Now, if you just have a teeny tiny spot somewhere pretty hidden on your couch, car seat, etc. you might find marker results to be sufficient. But, if you want a discolored spot to match the rest of the piece, you really shouldn’t go the marker route. A professional, like Fibrenew, can usually re-dye spots for a very reasonable price.
There are a number of other home remedies and wives’ tales about using home products on leather. We do not advise using any of the following:
Questions or experiences with markers on leather? Post them in the comments!
This door panel was ready for a little renewal
Various spills resulted in a dirty and faded car seat on this Acura.
The leather needed to be cleaned and re-dyed…
Was this 15+ years old leather furniture set going to be dumped ?
All it needed was restoration to be back where it belonged… in its owners living room.
A tear that could be stopped before it spread !
This is on a vinyl panel.
The challenge with those leather cushions – loved by kitties – was to recreate the “sauvage” color to mimick the other cushions that didn’t get scratched by the cats…
“Sauvage” is a mix of color shades that some leather shows.
Vinyl is an incredibly durable material, and it holds up well to water exposure. Because of its durability, the vast majority of cushioned boat seats are made of vinyl. While vinyl is designed to hold up well to wear and tear, it does have its limits. Time itself can take a major toll on vinyl if you don’t care for it properly. It is important to clean your vinyl well on a regular basis, not just with water, but with a vinyl cleaner.
Keep your boat seats squeaky clean!
What to use
- Cleaner: All marine stores sell commercially made vinyl cleaners. We recommend using one of them on your vinyl seats. Many people attempt to use other household cleaners they think will save them a little cash, but, cleaners designed specifically for vinyl are better for your seats. For example, many people try using bleach, but it is too harsh for vinyl and will cause it to break down over time, becoming more easily damaged by every day wear and tear. With bleach, you also run the risk of bleaching any fabrics nearby or carpeting on your boat.
- Water: Use clean, fresh water to clean your seats. Distilled water is best because it lacks impurities that will stick around on your seats after you finish cleaning. If distilled water is not available, be sure to at least use tap water over lake, river or salt water. The dirt and minerals found in bodies of water will, like the small particles of dirt on your seats before you clean them, wear down your seats like fine sandpaper. While it might get any visible dirt off your seats, it will damage them in the long run.
How to clean marine vinyl seats
You should always read the directions on your vinyl cleaner, but, generally speaking, the steps to clean vinyl seats are as follows:
1. Use clean water on a damp rag to wipe any visible dirt or mess off your vinyl seats.
2. Put a little vinyl cleaner on a clean, damp cotton rag.
3. Gently wipe all vinyl surfaces in your boat. Be sure to cover all areas, especially those that are used regularly and wipe away any excess cleaner.
How often to clean your vinyl seats
It is a good idea to wipe down your vinyl seats between uses. It doesn’t take long at all and will help them last longer.

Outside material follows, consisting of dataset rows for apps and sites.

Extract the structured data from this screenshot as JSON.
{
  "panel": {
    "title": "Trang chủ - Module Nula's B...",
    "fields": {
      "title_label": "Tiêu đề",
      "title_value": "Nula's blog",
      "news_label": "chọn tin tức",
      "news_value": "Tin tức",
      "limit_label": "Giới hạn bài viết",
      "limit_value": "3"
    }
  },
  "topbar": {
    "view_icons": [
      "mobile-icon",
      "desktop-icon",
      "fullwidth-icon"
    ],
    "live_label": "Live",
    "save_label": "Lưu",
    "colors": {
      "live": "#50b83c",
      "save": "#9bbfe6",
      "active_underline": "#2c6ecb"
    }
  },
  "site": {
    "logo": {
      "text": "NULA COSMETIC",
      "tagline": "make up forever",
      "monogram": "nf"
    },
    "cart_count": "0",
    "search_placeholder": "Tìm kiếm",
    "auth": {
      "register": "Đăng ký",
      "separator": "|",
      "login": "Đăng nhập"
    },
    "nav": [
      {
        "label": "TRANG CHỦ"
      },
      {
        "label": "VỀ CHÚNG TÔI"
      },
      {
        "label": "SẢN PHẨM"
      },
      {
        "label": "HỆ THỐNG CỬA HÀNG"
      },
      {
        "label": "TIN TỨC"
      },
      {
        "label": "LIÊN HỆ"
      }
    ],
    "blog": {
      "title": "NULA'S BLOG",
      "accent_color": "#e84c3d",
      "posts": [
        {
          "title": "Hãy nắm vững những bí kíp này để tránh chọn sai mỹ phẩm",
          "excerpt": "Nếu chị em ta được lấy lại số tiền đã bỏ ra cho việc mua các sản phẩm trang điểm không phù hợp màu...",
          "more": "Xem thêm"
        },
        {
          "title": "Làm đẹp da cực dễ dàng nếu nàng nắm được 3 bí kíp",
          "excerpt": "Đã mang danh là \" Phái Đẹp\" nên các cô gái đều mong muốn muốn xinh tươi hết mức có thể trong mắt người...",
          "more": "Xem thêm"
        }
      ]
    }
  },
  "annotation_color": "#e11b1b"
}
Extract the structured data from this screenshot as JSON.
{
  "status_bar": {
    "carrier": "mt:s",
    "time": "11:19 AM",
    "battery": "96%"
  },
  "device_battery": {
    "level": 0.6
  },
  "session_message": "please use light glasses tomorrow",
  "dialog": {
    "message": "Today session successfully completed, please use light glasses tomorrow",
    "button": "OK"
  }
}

Also, be sure to address any spills or messes immediately, as vinyl does stain. Take particular notice of tree sap and mildew:
- Remove tree sap immediately. Sap from overhanging trees can sink into your seats, even through tiny holes in boat covers. The heat from the sun can melt the sap into the vinyl. So, when taking your boat out, check for sap spills and wipe them up quickly with a citrus-based cleaner. If you need something stronger, try methyl hydrate, and always be sure to test all products in an inconspicuous place before using in an eye-catching place.
- If you have mildew, don’t just let it sit on your seats. Before long, it will start to smell bad and will break down your vinyl seats. To get rid of mildew, use a mold killer and cleaner – you can buy them at any gardening store.
If you have had particularly good luck with a vinyl cleaner or have any good tips, share them with other readers in the comments!